§ What the task asks:
The data beneath this task is to be duplicated exactly, in its entirety.

--------------------------------

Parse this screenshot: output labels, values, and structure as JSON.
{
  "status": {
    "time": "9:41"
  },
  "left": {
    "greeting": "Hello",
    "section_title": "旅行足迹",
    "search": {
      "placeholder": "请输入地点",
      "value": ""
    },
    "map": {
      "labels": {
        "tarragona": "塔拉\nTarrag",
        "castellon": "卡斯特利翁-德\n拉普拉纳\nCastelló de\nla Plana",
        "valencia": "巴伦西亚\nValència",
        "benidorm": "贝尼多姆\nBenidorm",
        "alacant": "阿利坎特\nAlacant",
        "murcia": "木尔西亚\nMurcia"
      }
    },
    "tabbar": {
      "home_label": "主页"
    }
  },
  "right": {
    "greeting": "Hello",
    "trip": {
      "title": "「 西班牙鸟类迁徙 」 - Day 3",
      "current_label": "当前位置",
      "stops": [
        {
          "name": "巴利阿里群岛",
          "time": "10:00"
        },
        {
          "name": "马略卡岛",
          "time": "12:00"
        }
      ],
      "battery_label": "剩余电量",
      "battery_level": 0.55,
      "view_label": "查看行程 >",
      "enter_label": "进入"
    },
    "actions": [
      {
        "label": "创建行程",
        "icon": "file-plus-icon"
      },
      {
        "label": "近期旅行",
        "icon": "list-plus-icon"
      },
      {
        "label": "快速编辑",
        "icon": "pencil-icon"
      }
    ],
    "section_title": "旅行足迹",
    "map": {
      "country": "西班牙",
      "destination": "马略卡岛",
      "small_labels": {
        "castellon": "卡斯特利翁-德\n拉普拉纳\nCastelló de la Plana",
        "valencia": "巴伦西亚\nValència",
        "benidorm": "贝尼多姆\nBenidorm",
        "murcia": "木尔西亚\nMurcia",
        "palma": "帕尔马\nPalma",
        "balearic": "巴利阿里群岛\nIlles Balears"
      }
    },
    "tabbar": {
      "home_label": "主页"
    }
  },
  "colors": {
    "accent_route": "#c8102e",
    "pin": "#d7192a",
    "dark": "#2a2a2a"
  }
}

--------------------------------

§ Answer for this exercise:
Parse this screenshot: output labels, values, and structure as JSON.
{
  "status": {
    "time": "9:41"
  },
  "left": {
    "greeting": "Hello",
    "section_title": "旅行足迹",
    "search": {
      "placeholder": "请输入地点",
      "value": ""
    },
    "map": {
      "labels": {
        "tarragona": "塔拉\nTarrag",
        "castellon": "卡斯特利翁-德\n拉普拉纳\nCastelló de\nla Plana",
        "valencia": "巴伦西亚\nValència",
        "benidorm": "贝尼多姆\nBenidorm",
        "alacant": "阿利坎特\nAlacant",
        "murcia": "木尔西亚\nMurcia"
      }
    },
    "tabbar": {
      "home_label": "主页"
    }
  },
  "right": {
    "greeting": "Hello",
    "trip": {
      "title": "「 西班牙鸟类迁徙 」 - Day 3",
      "current_label": "当前位置",
      "stops": [
        {
          "name": "巴利阿里群岛",
          "time": "10:00"
        },
        {
          "name": "马略卡岛",
          "time": "12:00"
        }
      ],
      "battery_label": "剩余电量",
      "battery_level": 0.55,
      "view_label": "查看行程 >",
      "enter_label": "进入"
    },
    "actions": [
      {
        "label": "创建行程",
        "icon": "file-plus-icon"
      },
      {
        "label": "近期旅行",
        "icon": "list-plus-icon"
      },
      {
        "label": "快速编辑",
        "icon": "pencil-icon"
      }
    ],
    "section_title": "旅行足迹",
    "map": {
      "country": "西班牙",
      "destination": "马略卡岛",
      "small_labels": {
        "castellon": "卡斯特利翁-德\n拉普拉纳\nCastelló de la Plana",
        "valencia": "巴伦西亚\nValència",
        "benidorm": "贝尼多姆\nBenidorm",
        "murcia": "木尔西亚\nMurcia",
        "palma": "帕尔马\nPalma",
        "balearic": "巴利阿里群岛\nIlles Balears"
      }
    },
    "tabbar": {
      "home_label": "主页"
    }
  },
  "colors": {
    "accent_route": "#c8102e",
    "pin": "#d7192a",
    "dark": "#2a2a2a"
  }
}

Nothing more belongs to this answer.